- Opening Delimiter -

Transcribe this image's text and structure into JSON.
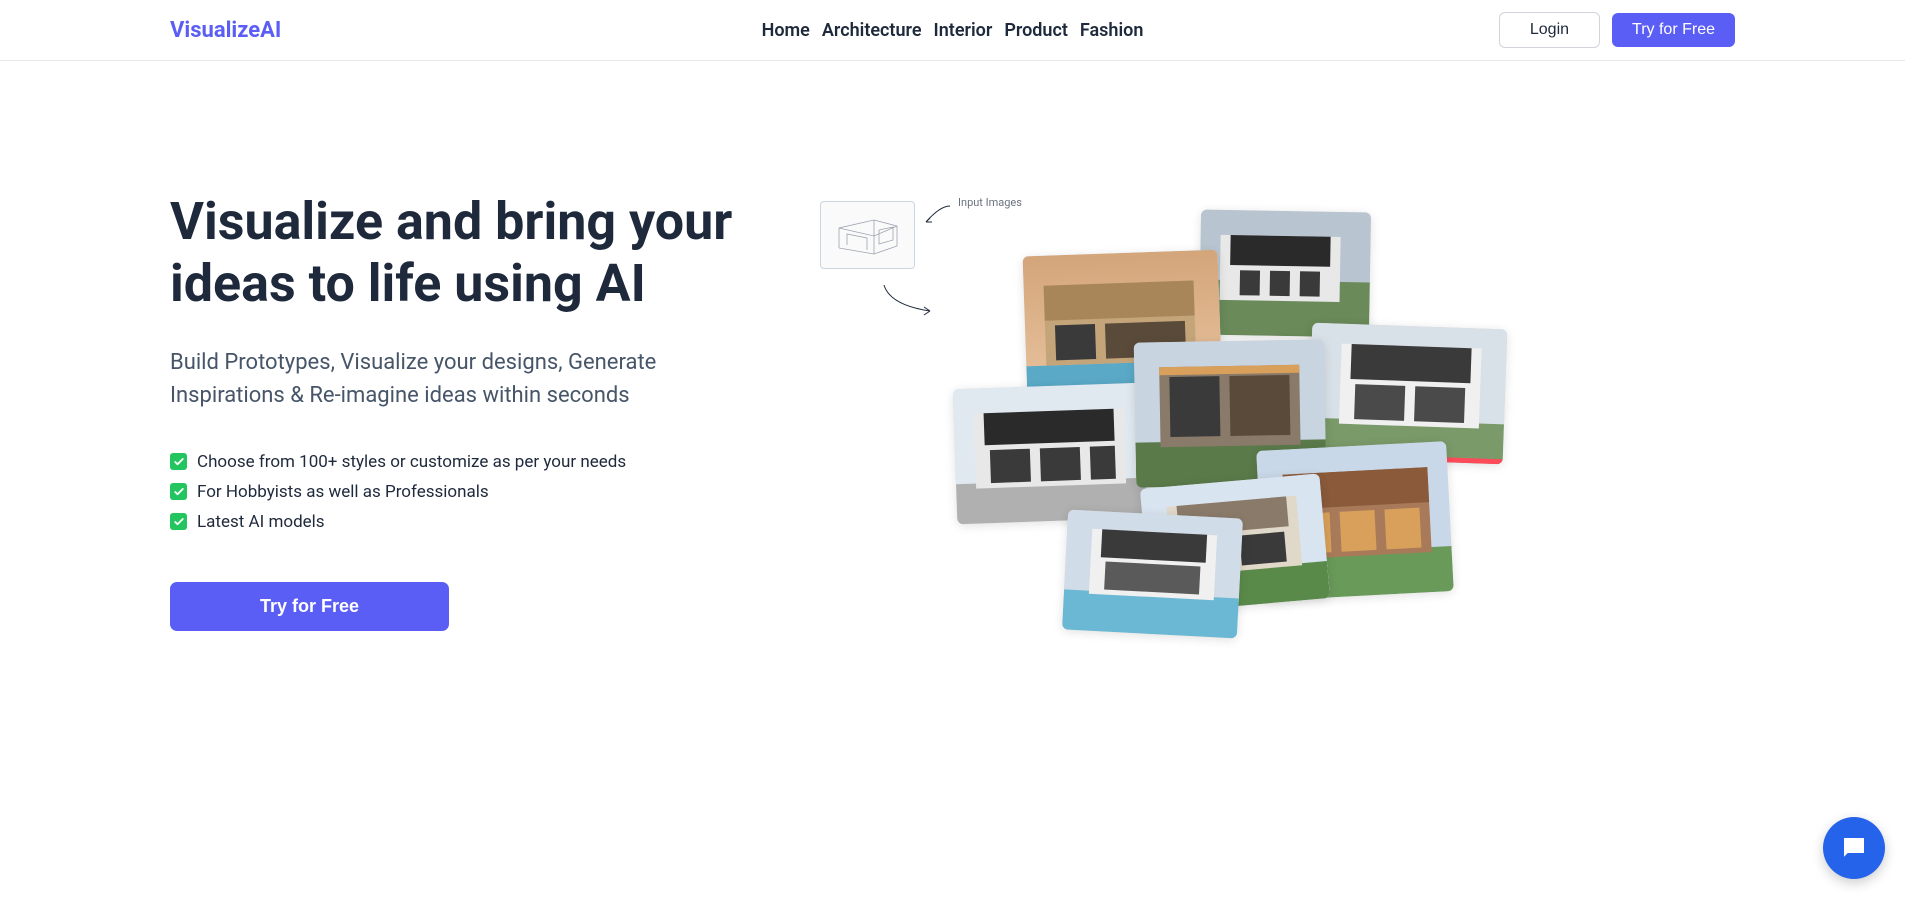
{
  "header": {
    "logo": "VisualizeAI",
    "nav": {
      "home": "Home",
      "architecture": "Architecture",
      "interior": "Interior",
      "product": "Product",
      "fashion": "Fashion"
    },
    "login": "Login",
    "try_free": "Try for Free"
  },
  "hero": {
    "title": "Visualize and bring your ideas to life using AI",
    "subtitle": "Build Prototypes, Visualize your designs, Generate Inspirations & Re-imagine ideas within seconds",
    "features": {
      "f1": "Choose from 100+ styles or customize as per your needs",
      "f2": "For Hobbyists as well as Professionals",
      "f3": "Latest AI models"
    },
    "cta": "Try for Free",
    "input_label": "Input Images"
  }
}
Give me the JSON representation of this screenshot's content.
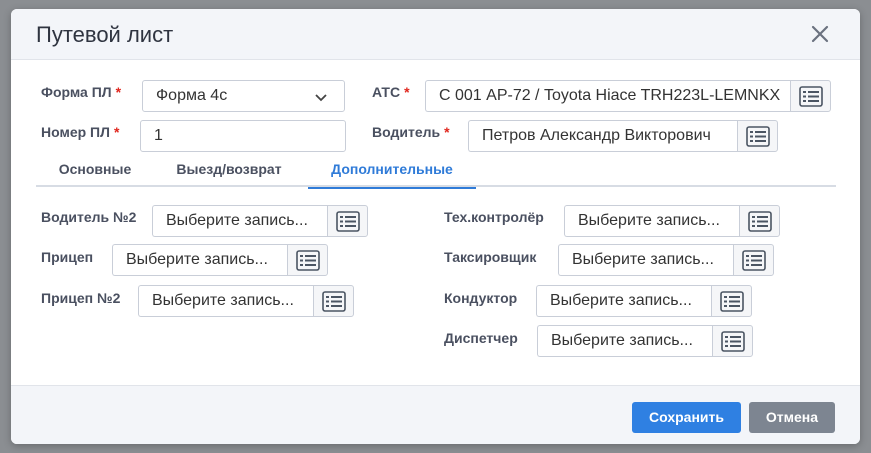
{
  "dialog": {
    "title": "Путевой лист"
  },
  "fields": {
    "forma_pl": {
      "label": "Форма ПЛ",
      "required_mark": "*",
      "value": "Форма 4с"
    },
    "nomer_pl": {
      "label": "Номер ПЛ",
      "required_mark": "*",
      "value": "1"
    },
    "ats": {
      "label": "АТС",
      "required_mark": "*",
      "value": "С 001 АР-72 / Toyota Hiace TRH223L-LEMNKX"
    },
    "voditel": {
      "label": "Водитель",
      "required_mark": "*",
      "value": "Петров Александр Викторович"
    }
  },
  "tabs": [
    {
      "label": "Основные",
      "active": false
    },
    {
      "label": "Выезд/возврат",
      "active": false
    },
    {
      "label": "Дополнительные",
      "active": true
    }
  ],
  "extra": {
    "voditel2": {
      "label": "Водитель №2",
      "placeholder": "Выберите запись..."
    },
    "pricep": {
      "label": "Прицеп",
      "placeholder": "Выберите запись..."
    },
    "pricep2": {
      "label": "Прицеп №2",
      "placeholder": "Выберите запись..."
    },
    "tekh_kontroler": {
      "label": "Тех.контролёр",
      "placeholder": "Выберите запись..."
    },
    "taksirovshchik": {
      "label": "Таксировщик",
      "placeholder": "Выберите запись..."
    },
    "konduktor": {
      "label": "Кондуктор",
      "placeholder": "Выберите запись..."
    },
    "dispetcher": {
      "label": "Диспетчер",
      "placeholder": "Выберите запись..."
    }
  },
  "footer": {
    "save_label": "Сохранить",
    "cancel_label": "Отмена"
  },
  "colors": {
    "accent": "#2f80e2",
    "required": "#e0261d",
    "cancel": "#7d8591"
  },
  "icons": {
    "close": "close-icon",
    "lookup": "list-icon",
    "dropdown": "chevron-down-icon"
  }
}
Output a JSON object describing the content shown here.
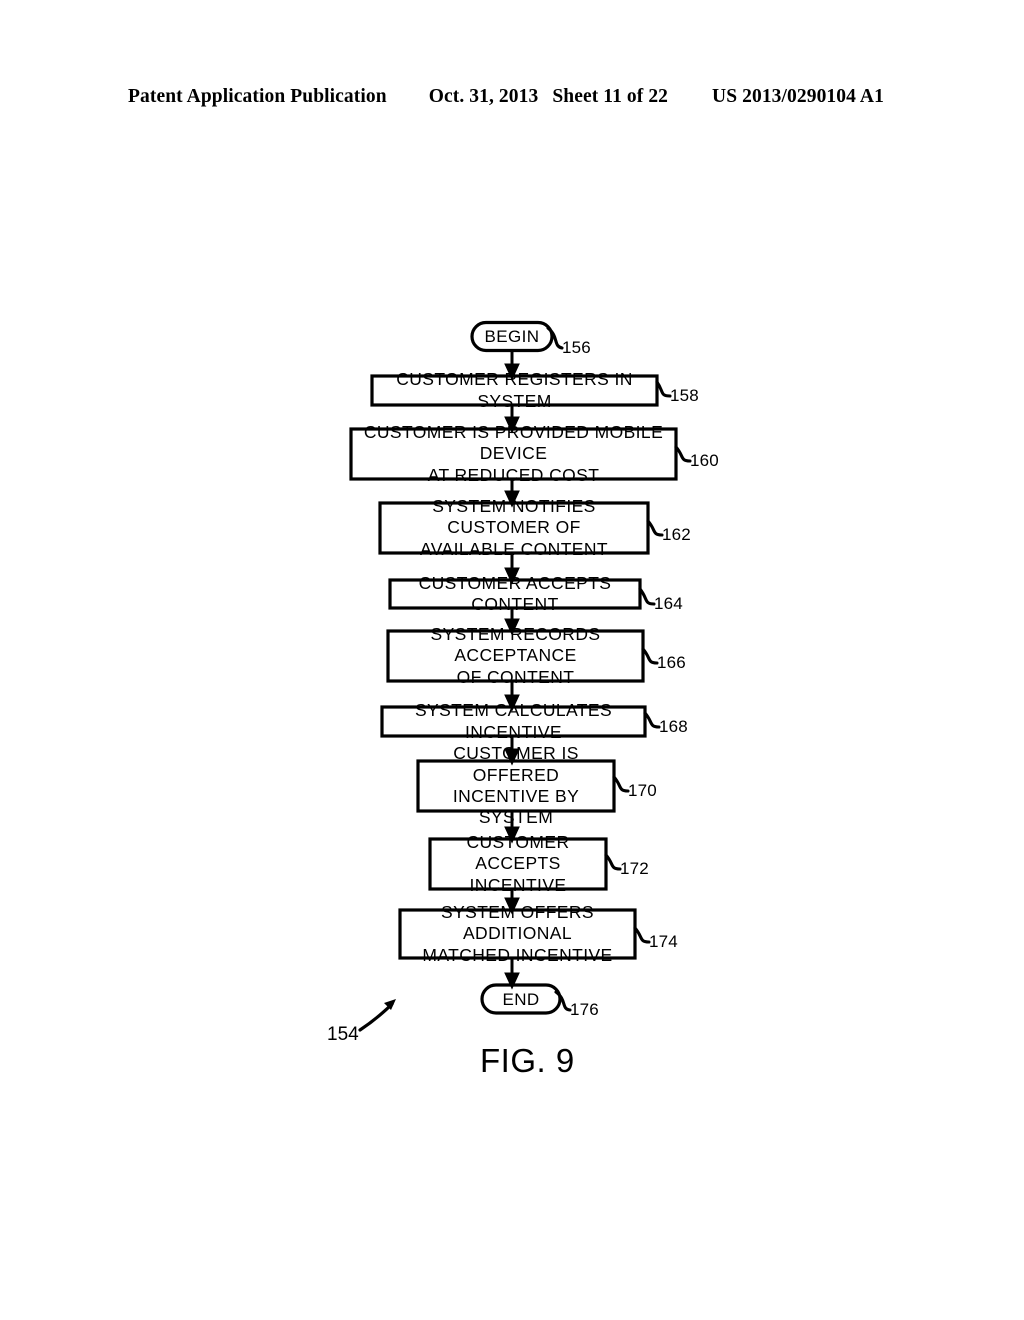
{
  "header": {
    "publication": "Patent Application Publication",
    "date": "Oct. 31, 2013",
    "sheet": "Sheet 11 of 22",
    "patent_number": "US 2013/0290104 A1"
  },
  "figure": {
    "label": "FIG. 9",
    "assembly_tag": "154",
    "nodes": [
      {
        "id": "156",
        "type": "terminal",
        "text": "BEGIN",
        "ref": "156"
      },
      {
        "id": "158",
        "type": "process",
        "text": "CUSTOMER  REGISTERS  IN  SYSTEM",
        "ref": "158"
      },
      {
        "id": "160",
        "type": "process",
        "text": "CUSTOMER  IS  PROVIDED  MOBILE  DEVICE\nAT  REDUCED  COST",
        "ref": "160"
      },
      {
        "id": "162",
        "type": "process",
        "text": "SYSTEM  NOTIFIES CUSTOMER  OF\nAVAILABLE  CONTENT",
        "ref": "162"
      },
      {
        "id": "164",
        "type": "process",
        "text": "CUSTOMER  ACCEPTS  CONTENT",
        "ref": "164"
      },
      {
        "id": "166",
        "type": "process",
        "text": "SYSTEM   RECORDS ACCEPTANCE\nOF CONTENT",
        "ref": "166"
      },
      {
        "id": "168",
        "type": "process",
        "text": "SYSTEM  CALCULATES  INCENTIVE",
        "ref": "168"
      },
      {
        "id": "170",
        "type": "process",
        "text": "CUSTOMER  IS  OFFERED\nINCENTIVE  BY  SYSTEM",
        "ref": "170"
      },
      {
        "id": "172",
        "type": "process",
        "text": "CUSTOMER  ACCEPTS\nINCENTIVE",
        "ref": "172"
      },
      {
        "id": "174",
        "type": "process",
        "text": "SYSTEM  OFFERS ADDITIONAL\nMATCHED  INCENTIVE",
        "ref": "174"
      },
      {
        "id": "176",
        "type": "terminal",
        "text": "END",
        "ref": "176"
      }
    ]
  },
  "colors": {
    "ink": "#000000",
    "paper": "#ffffff"
  }
}
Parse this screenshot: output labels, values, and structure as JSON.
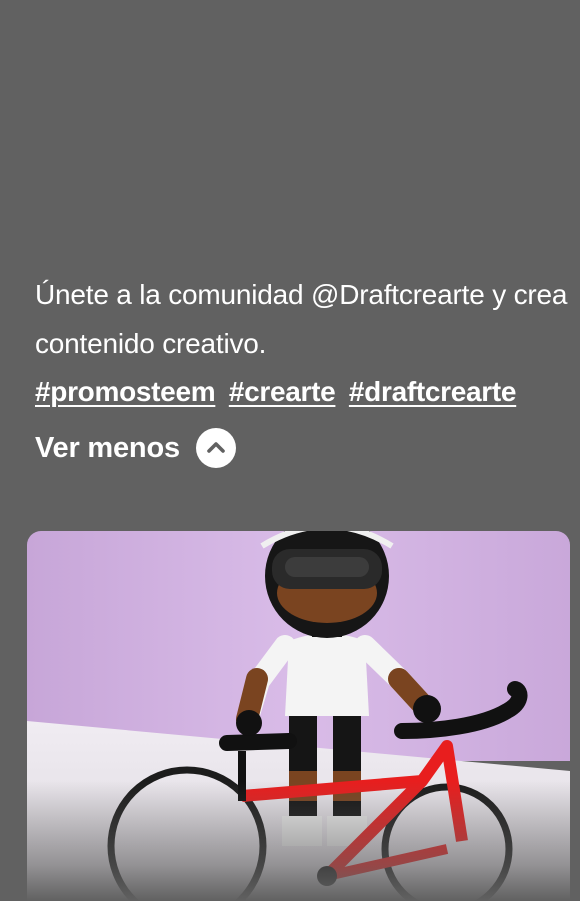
{
  "post": {
    "caption": "Únete a la comunidad @Draftcrearte y crea contenido creativo.",
    "hashtags": [
      "#promosteem",
      "#crearte",
      "#draftcrearte"
    ],
    "toggle_label": "Ver menos",
    "toggle_icon": "chevron-up-icon"
  },
  "colors": {
    "background": "#616161",
    "text": "#ffffff",
    "photo_wall": "#d9b8e6",
    "bike_frame": "#e81e1e"
  }
}
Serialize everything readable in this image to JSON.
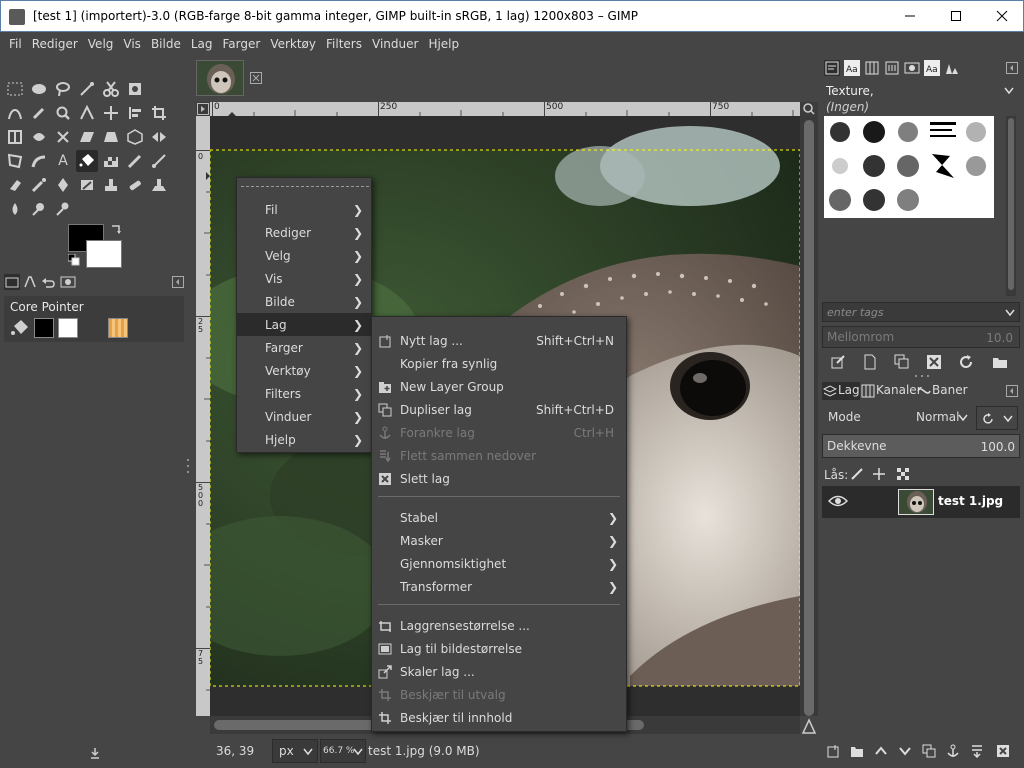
{
  "window": {
    "title": "[test 1] (importert)-3.0 (RGB-farge 8-bit gamma integer, GIMP built-in sRGB, 1 lag) 1200x803 – GIMP",
    "minimize": "—",
    "maximize": "☐",
    "close": "✕"
  },
  "menubar": [
    "Fil",
    "Rediger",
    "Velg",
    "Vis",
    "Bilde",
    "Lag",
    "Farger",
    "Verktøy",
    "Filters",
    "Vinduer",
    "Hjelp"
  ],
  "toolbox": {
    "device_status_title": "Core Pointer"
  },
  "rulers": {
    "h": [
      "0",
      "250",
      "500",
      "750"
    ],
    "v": [
      "0",
      "2",
      "5",
      "5",
      "0",
      "0",
      "7",
      "5"
    ]
  },
  "context_menu": {
    "items": [
      "Fil",
      "Rediger",
      "Velg",
      "Vis",
      "Bilde",
      "Lag",
      "Farger",
      "Verktøy",
      "Filters",
      "Vinduer",
      "Hjelp"
    ],
    "highlighted": "Lag"
  },
  "lag_submenu": {
    "group1": [
      {
        "label": "Nytt lag ...",
        "accel": "Shift+Ctrl+N",
        "enabled": true,
        "icon": "new-layer-icon"
      },
      {
        "label": "Kopier fra synlig",
        "accel": "",
        "enabled": true,
        "icon": ""
      },
      {
        "label": "New Layer Group",
        "accel": "",
        "enabled": true,
        "icon": "layer-group-icon"
      },
      {
        "label": "Dupliser lag",
        "accel": "Shift+Ctrl+D",
        "enabled": true,
        "icon": "duplicate-layer-icon"
      },
      {
        "label": "Forankre lag",
        "accel": "Ctrl+H",
        "enabled": false,
        "icon": "anchor-icon"
      },
      {
        "label": "Flett sammen nedover",
        "accel": "",
        "enabled": false,
        "icon": "merge-down-icon"
      },
      {
        "label": "Slett lag",
        "accel": "",
        "enabled": true,
        "icon": "delete-icon"
      }
    ],
    "group2": [
      "Stabel",
      "Masker",
      "Gjennomsiktighet",
      "Transformer"
    ],
    "group3": [
      {
        "label": "Laggrensestørrelse ...",
        "enabled": true,
        "icon": "layer-boundary-icon"
      },
      {
        "label": "Lag til bildestørrelse",
        "enabled": true,
        "icon": "layer-to-image-icon"
      },
      {
        "label": "Skaler lag ...",
        "enabled": true,
        "icon": "scale-layer-icon"
      },
      {
        "label": "Beskjær til utvalg",
        "enabled": false,
        "icon": "crop-icon"
      },
      {
        "label": "Beskjær til innhold",
        "enabled": true,
        "icon": "crop-content-icon"
      }
    ]
  },
  "status": {
    "coords": "36, 39",
    "unit": "px",
    "zoom": "66.7 %",
    "file": "test 1.jpg (9.0 MB)"
  },
  "brushes": {
    "name": "Texture,",
    "tag": "(Ingen)",
    "tags_placeholder": "enter tags",
    "spacing_label": "Mellomrom",
    "spacing_value": "10.0"
  },
  "layers": {
    "tabs": [
      "Lag",
      "Kanaler",
      "Baner"
    ],
    "mode_label": "Mode",
    "mode_value": "Normal",
    "opacity_label": "Dekkevne",
    "opacity_value": "100.0",
    "lock_label": "Lås:",
    "layer_name": "test 1.jpg"
  },
  "colors": {
    "bg": "#454545",
    "menu_highlight": "#2b2b2b",
    "fg_swatch": "#000000",
    "bg_swatch": "#ffffff"
  }
}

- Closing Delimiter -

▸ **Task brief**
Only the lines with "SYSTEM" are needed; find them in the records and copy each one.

▸ **Solution to the problem**
        "text": "CUSTOMER  REGISTERS  IN  SYSTEM",
        "text": "SYSTEM  NOTIFIES CUSTOMER  OF\nAVAILABLE  CONTENT",
        "text": "SYSTEM   RECORDS ACCEPTANCE\nOF CONTENT",
        "text": "SYSTEM  CALCULATES  INCENTIVE",
        "text": "CUSTOMER  IS  OFFERED\nINCENTIVE  BY  SYSTEM",
        "text": "SYSTEM  OFFERS ADDITIONAL\nMATCHED  INCENTIVE",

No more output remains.